vent replaced this unpretending one, and that a beautiful chapel stood close by, where daily masses were said for the repose of the soul of poor Madame Dubois. The Major learned also at that same time that by far the greater part of the wealth of Dubois was devoted to his Church, and that the Marquis himself had become a prematurely old man, nervously afraid almost of his own shadow.

When the Major returned to his inn he found letters awaiting him requiring him to join his regiment immediately. Therefore, after making all arrangements so far as he could for the easiest mode of travelling for the invalid when she should be sufficiently recovered—for to their joy poor Helen gave signs of amendment, the worst being past— he made his own hasty preparations.

He left the next day, wisely taking with him the treacherous Govin, suppressing his indignation for the time and restraining the expression of his anger until the man should be too far away to be able to help the Marquis again with further intrigues.

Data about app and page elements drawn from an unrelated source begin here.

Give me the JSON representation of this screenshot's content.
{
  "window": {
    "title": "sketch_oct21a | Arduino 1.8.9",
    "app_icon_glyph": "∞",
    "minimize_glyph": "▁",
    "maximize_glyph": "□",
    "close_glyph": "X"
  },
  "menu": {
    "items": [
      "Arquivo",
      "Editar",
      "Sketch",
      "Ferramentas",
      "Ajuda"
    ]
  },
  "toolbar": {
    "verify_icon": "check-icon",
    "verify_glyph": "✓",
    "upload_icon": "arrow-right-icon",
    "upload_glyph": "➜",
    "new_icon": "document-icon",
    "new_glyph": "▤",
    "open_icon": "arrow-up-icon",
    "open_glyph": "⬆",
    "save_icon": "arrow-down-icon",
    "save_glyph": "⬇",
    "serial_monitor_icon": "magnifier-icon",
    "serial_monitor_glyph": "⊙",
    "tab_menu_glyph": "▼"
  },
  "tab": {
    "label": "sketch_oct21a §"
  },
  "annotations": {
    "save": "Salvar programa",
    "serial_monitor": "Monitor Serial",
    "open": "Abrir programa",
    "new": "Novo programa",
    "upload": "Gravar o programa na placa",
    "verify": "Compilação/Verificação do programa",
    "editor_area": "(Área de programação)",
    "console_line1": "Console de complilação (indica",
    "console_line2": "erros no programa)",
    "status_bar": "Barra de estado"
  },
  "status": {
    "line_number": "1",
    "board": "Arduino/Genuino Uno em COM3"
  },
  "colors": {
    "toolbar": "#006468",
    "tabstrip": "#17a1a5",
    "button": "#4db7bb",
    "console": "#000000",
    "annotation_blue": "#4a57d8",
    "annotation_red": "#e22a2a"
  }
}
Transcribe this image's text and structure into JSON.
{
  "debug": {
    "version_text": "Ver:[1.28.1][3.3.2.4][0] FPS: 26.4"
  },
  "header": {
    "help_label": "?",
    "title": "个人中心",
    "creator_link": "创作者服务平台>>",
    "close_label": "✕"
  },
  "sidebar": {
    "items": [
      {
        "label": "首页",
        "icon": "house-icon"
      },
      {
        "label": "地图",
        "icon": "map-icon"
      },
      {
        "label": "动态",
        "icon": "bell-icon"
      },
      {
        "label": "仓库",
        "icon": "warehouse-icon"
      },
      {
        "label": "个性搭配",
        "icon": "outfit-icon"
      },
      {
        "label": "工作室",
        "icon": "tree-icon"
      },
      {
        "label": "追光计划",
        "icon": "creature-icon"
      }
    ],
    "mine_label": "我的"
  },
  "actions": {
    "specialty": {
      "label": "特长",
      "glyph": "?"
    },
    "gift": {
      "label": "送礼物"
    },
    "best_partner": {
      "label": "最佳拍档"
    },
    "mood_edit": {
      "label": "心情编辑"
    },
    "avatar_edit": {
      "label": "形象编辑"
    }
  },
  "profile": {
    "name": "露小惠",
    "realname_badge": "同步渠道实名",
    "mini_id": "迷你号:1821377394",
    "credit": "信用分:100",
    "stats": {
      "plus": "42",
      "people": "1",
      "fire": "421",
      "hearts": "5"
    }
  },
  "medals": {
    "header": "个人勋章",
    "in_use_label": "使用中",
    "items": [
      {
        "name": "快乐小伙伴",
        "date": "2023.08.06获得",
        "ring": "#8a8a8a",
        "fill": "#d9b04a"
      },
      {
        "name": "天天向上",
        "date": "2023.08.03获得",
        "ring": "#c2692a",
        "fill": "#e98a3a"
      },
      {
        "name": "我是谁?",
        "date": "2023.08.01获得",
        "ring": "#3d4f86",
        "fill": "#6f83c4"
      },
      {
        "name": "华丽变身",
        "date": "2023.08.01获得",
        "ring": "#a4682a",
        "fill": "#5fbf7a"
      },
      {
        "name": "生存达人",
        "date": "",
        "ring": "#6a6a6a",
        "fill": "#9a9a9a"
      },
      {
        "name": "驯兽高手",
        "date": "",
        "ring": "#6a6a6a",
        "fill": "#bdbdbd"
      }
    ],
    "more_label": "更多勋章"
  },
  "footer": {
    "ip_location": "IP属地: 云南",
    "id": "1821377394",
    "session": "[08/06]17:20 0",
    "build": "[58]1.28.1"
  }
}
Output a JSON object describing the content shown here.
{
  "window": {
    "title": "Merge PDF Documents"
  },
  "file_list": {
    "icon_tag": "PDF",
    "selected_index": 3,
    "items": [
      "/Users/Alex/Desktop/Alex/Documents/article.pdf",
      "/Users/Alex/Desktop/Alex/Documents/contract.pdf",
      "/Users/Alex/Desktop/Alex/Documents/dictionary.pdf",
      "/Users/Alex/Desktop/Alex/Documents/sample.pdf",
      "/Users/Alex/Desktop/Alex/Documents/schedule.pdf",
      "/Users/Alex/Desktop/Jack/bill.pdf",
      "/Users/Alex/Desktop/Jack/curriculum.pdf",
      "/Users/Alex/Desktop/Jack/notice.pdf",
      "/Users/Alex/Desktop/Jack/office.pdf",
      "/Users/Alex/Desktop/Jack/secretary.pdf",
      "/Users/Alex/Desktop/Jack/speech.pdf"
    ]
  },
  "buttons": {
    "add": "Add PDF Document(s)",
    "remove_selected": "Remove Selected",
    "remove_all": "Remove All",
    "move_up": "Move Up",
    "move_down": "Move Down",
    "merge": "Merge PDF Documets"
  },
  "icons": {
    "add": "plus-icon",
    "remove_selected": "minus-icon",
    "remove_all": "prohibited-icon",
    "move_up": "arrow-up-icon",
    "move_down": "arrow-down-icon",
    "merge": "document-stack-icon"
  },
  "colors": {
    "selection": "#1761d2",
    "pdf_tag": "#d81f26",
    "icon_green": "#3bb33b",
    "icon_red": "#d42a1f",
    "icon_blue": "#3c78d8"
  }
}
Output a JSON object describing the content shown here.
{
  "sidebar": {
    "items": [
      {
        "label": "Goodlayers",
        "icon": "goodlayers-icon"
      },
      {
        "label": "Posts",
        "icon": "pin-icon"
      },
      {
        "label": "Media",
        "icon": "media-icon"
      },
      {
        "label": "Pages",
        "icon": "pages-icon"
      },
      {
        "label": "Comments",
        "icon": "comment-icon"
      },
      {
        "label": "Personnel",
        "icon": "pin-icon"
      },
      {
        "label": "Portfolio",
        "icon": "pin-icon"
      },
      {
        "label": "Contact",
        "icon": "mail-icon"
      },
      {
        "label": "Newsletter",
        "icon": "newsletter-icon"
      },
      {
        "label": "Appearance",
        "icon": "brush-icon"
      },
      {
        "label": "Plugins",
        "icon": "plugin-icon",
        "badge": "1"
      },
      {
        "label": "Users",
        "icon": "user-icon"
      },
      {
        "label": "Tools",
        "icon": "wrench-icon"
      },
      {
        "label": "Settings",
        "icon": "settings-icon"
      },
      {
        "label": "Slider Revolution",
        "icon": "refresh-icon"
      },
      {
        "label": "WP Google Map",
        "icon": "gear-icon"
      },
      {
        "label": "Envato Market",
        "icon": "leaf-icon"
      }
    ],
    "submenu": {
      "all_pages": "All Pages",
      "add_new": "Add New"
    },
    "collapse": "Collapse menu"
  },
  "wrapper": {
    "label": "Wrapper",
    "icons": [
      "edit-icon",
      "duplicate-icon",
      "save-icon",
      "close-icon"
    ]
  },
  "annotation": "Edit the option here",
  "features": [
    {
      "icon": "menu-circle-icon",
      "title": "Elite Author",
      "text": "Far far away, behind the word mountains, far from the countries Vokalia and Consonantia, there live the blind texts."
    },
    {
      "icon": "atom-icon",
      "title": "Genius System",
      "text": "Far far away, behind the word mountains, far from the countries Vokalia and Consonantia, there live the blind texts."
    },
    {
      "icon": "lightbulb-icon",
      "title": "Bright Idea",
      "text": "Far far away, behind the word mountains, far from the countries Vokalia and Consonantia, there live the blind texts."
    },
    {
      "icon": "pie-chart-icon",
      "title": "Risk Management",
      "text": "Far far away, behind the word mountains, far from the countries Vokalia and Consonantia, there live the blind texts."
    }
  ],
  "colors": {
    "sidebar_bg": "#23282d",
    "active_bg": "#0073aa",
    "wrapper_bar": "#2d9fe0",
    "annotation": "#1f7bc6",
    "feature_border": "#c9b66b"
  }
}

Helen in time recovered her health and regained sufficient strength for travelling. They arrived at home in the beginning of spring, and went at once to Mrs. Newbury's own country-house. In returning to England Helen felt it advisable, and found that Mrs. Newbury agreed with her, to resume her own

name, and as they retained none of the ser- vants they had on the Continent (excepting Marguerite) this was not so difficult a matter to manage as it otherwise might have been.

Major Onslow made them a flying visit, and promised Helen that he would take Scoss on his way back to his quarters, and write her an account of all that he could learn about her relations; which he accord- ingly did, and this was the result of his

enquiries.

That her uncle, the Hon. John Margrave, had died about a year before, after vainly struggling against ruined fortunes through the failure of a great speculation. That Mrs. Margrave was now living alone with one ser- vant in a small cottage, which, with a very small income, had been provided her by the kindness of friends; but that a short time since she had been seized by paralysis, and at times was even wandering in her mind.

"Well, dear, I will not prevent your going. I suppose by the side of your aunt is your right place now. But I am indeed sorry to lose you, especially as I have just received this letter from Lord Onslow. Read it; and Mrs. Newbury gave Helen a letter, which

ran as follows:—

"Onslow Court, May 10,18—, "My Dear Niece—

"I am very glad to be assured in your own handwriting that you have returned home, and hope when you are at leisure that you will come and cheer your old uncle with your company, for it has been a long dreary time since you were here last. I hope also to see your friend with you, of whom you have spoken in your letters. Your evident attach- ment to her is quite sufficient reason for my

prepossession in her favour. I should like much to hear her music, as you tell me she is

no great a proficient. Here are instruments enough at her command. The parks and gardens are looking to perfection just now in the bright spring weather. You would enjoy rides and drives—the horses want using, and the carriages are at your service. On the whole I think you could make yourselves comfortable here for some time. Even though your host be a gouty, crusty, old man, he is

still

"Your affectionate uncle,

"Onslow."

"Oh, pray do not seek to beguile a poor weak mortal from the path of duty by such a tempting invitation," said Helen, laughing. "It is no use my thinking about such a de- lightful visit now. Perhaps at some future time I may be able to accept it."